A Texas A&M University biological and agricultural engineer shares the impact of precision technology on agriculture and what new technologies growers can anticipate in the future.
By Alex Thomasson
Today’s agriculture has transformed into a high-tech enterprise that most 20th-century farmers might barely recognize.
After all, it was only around 100 years ago that farming in the U.S. transitioned from animal power to combustion engines. Over the past 20 years GPS, electronic sensors and other new tools have moved farming even further into a technological wonderland.
Beyond the now de rigeur air conditioning and stereo system, a modern large tractor’s enclosed cabin includes computer displays indicating machine performance, field position and operating characteristics of attached machinery like seed planters.
And as amazing as today’s technologies are, they’re just the beginning. Self-driving machinery and flying robots able to automatically survey and treat crops will become commonplace on farms that practice what’s come to be called precision agriculture.
The ultimate purpose of all this high-tech gadgetry is optimization, from both an economic and an environmental standpoint.

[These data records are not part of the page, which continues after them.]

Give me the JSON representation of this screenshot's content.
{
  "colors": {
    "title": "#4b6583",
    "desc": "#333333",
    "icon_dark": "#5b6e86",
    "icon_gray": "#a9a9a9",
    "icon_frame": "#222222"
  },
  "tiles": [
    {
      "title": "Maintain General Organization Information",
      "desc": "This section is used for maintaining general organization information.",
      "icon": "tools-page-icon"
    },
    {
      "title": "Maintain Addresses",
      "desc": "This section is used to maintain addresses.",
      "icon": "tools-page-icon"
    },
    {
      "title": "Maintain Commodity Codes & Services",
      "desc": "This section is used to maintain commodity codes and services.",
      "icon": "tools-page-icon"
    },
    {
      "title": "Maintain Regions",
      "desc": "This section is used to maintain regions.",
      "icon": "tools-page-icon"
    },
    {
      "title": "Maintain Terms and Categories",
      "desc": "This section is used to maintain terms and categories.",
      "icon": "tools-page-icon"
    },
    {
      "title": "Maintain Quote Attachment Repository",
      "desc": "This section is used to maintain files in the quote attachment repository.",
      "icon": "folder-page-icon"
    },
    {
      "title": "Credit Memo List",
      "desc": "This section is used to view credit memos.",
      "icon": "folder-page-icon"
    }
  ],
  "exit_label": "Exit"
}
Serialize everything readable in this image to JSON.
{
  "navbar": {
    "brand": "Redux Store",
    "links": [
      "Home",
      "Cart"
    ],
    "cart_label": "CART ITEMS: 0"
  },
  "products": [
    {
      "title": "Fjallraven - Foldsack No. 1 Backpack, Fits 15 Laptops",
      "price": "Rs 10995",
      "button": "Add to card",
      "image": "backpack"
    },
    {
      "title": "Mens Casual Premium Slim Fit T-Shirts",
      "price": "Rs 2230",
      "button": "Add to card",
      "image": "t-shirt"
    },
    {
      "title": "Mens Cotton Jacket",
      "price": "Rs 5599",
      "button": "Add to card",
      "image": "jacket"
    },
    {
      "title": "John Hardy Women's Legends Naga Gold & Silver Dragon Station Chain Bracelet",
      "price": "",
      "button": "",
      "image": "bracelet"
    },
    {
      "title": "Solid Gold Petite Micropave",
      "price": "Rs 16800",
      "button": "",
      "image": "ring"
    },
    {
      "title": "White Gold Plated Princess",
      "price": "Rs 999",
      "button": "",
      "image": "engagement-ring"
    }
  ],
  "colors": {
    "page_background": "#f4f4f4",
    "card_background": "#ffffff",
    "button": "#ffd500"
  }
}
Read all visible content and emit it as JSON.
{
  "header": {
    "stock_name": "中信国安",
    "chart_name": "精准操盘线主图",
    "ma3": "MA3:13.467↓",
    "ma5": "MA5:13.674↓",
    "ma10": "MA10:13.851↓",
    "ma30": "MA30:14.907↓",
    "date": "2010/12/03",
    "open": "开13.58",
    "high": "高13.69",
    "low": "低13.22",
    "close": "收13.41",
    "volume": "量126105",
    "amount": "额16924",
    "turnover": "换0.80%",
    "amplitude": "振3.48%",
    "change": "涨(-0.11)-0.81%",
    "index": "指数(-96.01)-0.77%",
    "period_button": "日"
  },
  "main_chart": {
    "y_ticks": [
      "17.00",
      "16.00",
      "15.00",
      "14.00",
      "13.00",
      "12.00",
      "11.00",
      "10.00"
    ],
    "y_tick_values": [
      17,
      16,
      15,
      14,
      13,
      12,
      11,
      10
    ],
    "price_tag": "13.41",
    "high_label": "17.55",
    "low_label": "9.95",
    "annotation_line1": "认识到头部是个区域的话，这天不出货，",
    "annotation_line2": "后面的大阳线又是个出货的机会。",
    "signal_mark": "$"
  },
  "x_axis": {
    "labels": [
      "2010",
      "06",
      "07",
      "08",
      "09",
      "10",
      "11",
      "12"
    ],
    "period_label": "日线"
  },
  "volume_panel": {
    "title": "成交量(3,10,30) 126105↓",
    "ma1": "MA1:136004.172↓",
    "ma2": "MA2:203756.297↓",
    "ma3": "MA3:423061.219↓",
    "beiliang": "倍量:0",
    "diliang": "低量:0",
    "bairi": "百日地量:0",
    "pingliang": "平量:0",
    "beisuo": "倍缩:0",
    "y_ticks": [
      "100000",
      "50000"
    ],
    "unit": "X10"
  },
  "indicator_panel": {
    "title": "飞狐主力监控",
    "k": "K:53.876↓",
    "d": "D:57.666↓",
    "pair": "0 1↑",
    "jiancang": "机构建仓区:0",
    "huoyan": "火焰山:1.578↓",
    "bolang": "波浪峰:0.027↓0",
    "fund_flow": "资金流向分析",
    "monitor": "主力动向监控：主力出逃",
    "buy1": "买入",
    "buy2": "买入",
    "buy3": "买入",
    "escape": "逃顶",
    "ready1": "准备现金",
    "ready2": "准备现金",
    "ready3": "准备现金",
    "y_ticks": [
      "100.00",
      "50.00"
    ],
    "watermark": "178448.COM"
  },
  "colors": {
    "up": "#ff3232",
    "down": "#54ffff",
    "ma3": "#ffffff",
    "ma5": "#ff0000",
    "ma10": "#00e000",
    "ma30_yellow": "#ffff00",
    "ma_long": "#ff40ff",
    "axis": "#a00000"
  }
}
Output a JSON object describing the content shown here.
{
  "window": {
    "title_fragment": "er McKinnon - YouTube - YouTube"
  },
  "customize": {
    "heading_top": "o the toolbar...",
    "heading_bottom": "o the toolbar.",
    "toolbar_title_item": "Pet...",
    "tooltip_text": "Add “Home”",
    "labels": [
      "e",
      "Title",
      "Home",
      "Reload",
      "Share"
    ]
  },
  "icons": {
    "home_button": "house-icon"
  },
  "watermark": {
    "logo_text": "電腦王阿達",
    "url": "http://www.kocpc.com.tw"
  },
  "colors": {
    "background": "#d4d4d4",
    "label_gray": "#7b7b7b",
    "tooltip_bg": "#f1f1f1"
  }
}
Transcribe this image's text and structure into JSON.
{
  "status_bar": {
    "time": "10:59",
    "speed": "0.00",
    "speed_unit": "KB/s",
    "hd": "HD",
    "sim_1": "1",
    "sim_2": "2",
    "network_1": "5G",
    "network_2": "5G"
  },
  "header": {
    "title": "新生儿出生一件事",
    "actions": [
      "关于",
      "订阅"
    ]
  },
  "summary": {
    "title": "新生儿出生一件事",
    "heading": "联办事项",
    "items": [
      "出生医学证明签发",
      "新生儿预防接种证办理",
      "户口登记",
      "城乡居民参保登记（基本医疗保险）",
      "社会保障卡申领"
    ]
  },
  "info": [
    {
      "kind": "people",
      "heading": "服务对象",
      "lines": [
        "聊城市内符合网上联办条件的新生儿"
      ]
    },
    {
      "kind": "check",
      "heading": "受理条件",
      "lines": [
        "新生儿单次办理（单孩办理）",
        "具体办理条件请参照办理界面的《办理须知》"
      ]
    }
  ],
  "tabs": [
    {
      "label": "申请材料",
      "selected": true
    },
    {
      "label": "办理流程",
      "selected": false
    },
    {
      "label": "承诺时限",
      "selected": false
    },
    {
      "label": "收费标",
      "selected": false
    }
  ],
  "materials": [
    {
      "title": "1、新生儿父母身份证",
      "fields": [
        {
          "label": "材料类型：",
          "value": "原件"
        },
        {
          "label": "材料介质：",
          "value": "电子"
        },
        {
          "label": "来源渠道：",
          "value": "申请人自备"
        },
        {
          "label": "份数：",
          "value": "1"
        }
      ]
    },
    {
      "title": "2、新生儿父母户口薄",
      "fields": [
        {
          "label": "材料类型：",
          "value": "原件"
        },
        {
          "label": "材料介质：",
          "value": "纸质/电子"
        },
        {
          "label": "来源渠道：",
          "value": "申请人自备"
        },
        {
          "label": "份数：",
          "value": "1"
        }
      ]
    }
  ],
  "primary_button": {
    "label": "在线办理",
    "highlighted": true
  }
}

We only want to apply the optimal amount of any input (water, fertilizer, pesticide, fuel, labor) when and where it’s needed to efficiently produce high crop yields.
Source: The Conversation